Afterwork at Asya Geisberg Gallery will complement Valenzuelas concurrent exhibition "New Works for a Post Workers World", on view at BRIC in Brooklyn, NY, from September 22 to December 23, 2022, with an opening reception on Wednesday, September 21, from 7:00 - 9:00 pm.

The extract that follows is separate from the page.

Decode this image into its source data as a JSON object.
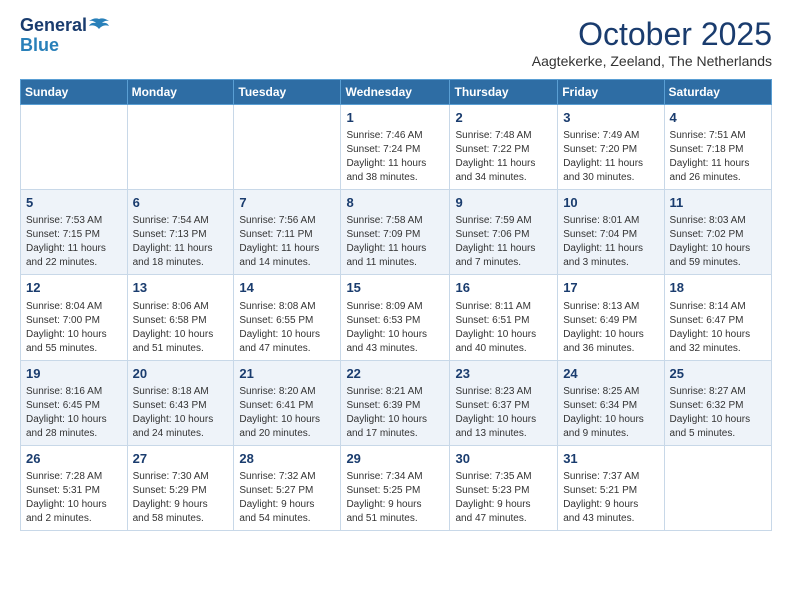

Rodrigo Valenzuela was born in Santiago, Chile; and is based in Los Angeles, CA. Valenzuela has presented solo exhibitions at the New Museum, NY; Light Work, Syracuse, NY; University of South Florida,Tampa; Santa Cruz Museum of Art and History, CA; Orange County Museum of Art, Santa Ana, CA; Museum of Art and History, Lancaster, CA; Luis de Jesus, Los Angeles, CA; Jordan Schnitzer Museum of Art, Eugene, OR; and the Portland Art Museum and UPFOR, both Portland, OR. Group exhibitions include The Kitchen, The Drawing Center, Wave Hill, and CUE Art Foundation, all NY; Museum of Contemporary Art North Miami, FL; Bemis Center for Contemporary Arts, Omaha, NE; Frye Art Museum, Seattle, WA; and The Museum of Fine Arts, Houston, TX, among others. He has also exhibited his work in solo shows internationally at Arróniz Arte Contemporáneo, Mexico City; Peana Projects, Monterrey, NL, Mexico; Galería Patricia Ready and Museo de Arte Contemporàneo, Universidad de Chile, Santiago, Chile; and Galerie Lisa Kandlhofer, Vienna, Austria. Valenzuela has participated in residencies at Dora Maar, Fountainhead, Light Work, MacDowell, Glassell School of Art, Bemis Center for Contemporary Arts, Kala Art Institute, Vermont Studio Center, Center for Photography at Woodstock, and the Skowhegan School of Painting and Sculpture. He is the recipient of the 2021 John Simon Guggenheim Memorial Foundation Fellowship in Photography, the Smithsonian Artist Research Fellowship, and the Joan Mitchell Fellowship. His work is included in numerous public and private collections, including those of the Whitney Museum of American Art, J. Paul Getty Museum, Los Angeles County Museum of Art, The Museum of Fine Arts, Houston, The Nelson-Atkins Museum of Art, Frye Art Museum, Tacoma Art Museum, and The Center for Photography at Woodstock. He is an Associate Professor and Head of the Photography Department at UCLA. Valenzuela received his BFA in Art History and Photography from the University of Chile, his BA in Philosophy from Evergreen State College, and his MFA in Photo/Media from the University of Washington.